━━ DATA PROVIDED

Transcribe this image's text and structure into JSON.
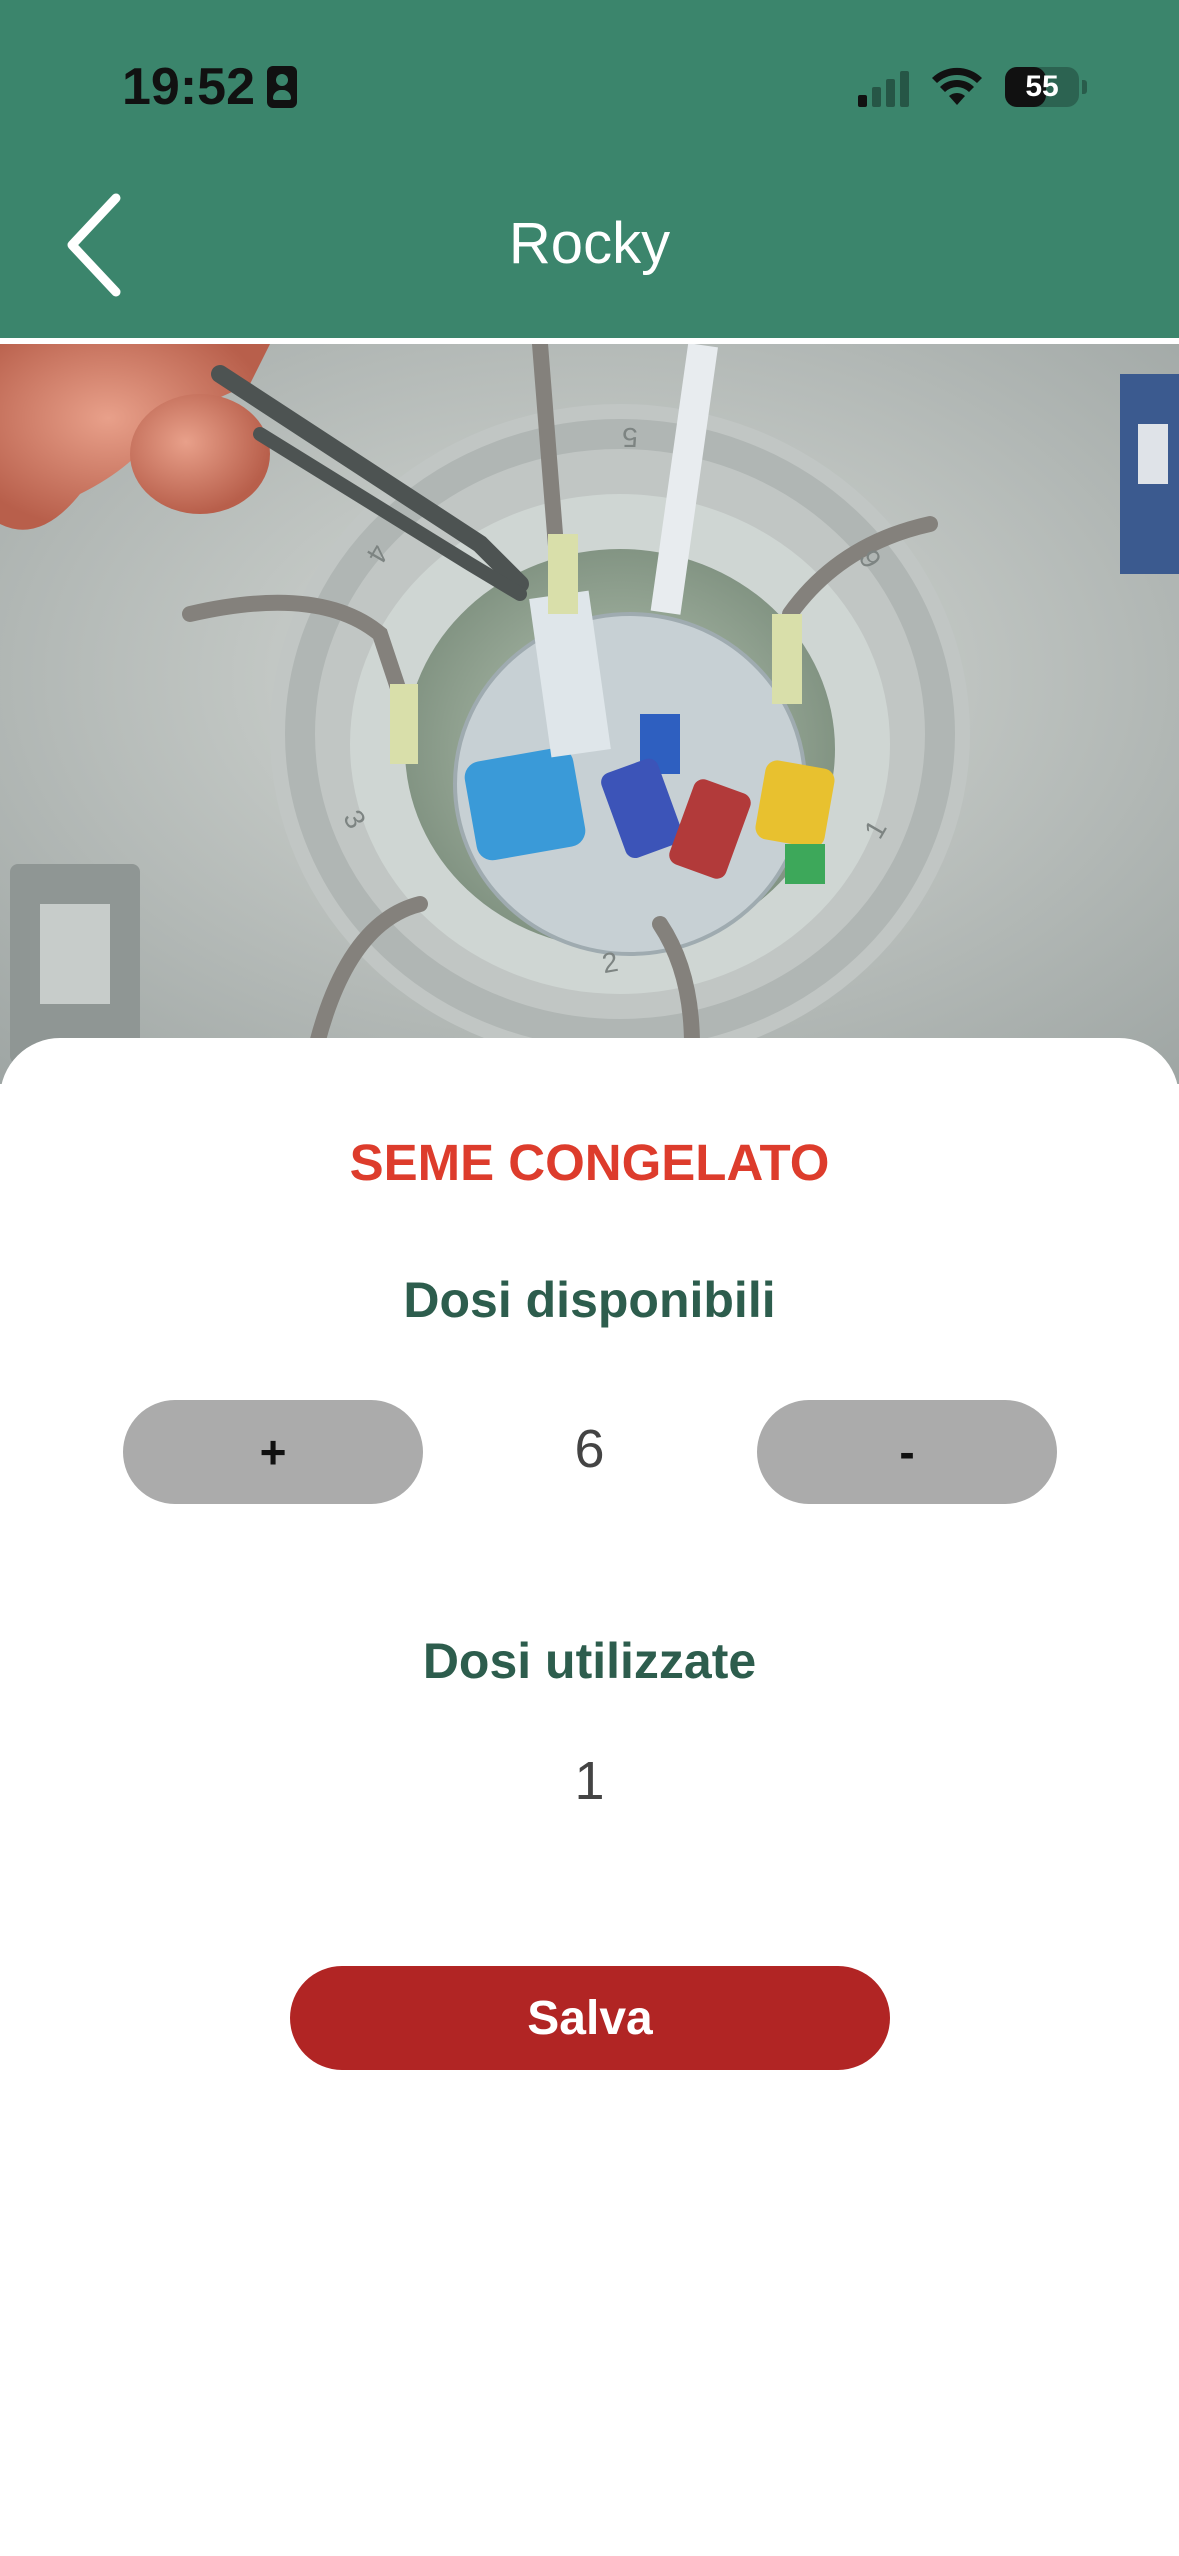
{
  "status_bar": {
    "time": "19:52",
    "battery": "55",
    "battery_level": 0.55
  },
  "header": {
    "title": "Rocky"
  },
  "photo": {
    "ring_numbers": [
      "5",
      "6",
      "4",
      "3",
      "2",
      "1"
    ]
  },
  "card": {
    "section_title": "SEME CONGELATO",
    "available": {
      "label": "Dosi disponibili",
      "value": "6",
      "plus_label": "+",
      "minus_label": "-"
    },
    "used": {
      "label": "Dosi utilizzate",
      "value": "1"
    },
    "save_label": "Salva"
  },
  "colors": {
    "header": "#3b856c",
    "accent_red": "#dd3c2c",
    "save_button": "#b12524",
    "label_green": "#2d5d4d",
    "stepper": "#ababab"
  }
}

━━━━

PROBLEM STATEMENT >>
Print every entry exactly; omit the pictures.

TASK RESULT >>
Transcribe this image's text and structure into JSON.
{
  "status_bar": {
    "time": "19:52",
    "battery": "55",
    "battery_level": 0.55
  },
  "header": {
    "title": "Rocky"
  },
  "photo": {
    "ring_numbers": [
      "5",
      "6",
      "4",
      "3",
      "2",
      "1"
    ]
  },
  "card": {
    "section_title": "SEME CONGELATO",
    "available": {
      "label": "Dosi disponibili",
      "value": "6",
      "plus_label": "+",
      "minus_label": "-"
    },
    "used": {
      "label": "Dosi utilizzate",
      "value": "1"
    },
    "save_label": "Salva"
  },
  "colors": {
    "header": "#3b856c",
    "accent_red": "#dd3c2c",
    "save_button": "#b12524",
    "label_green": "#2d5d4d",
    "stepper": "#ababab"
  }
}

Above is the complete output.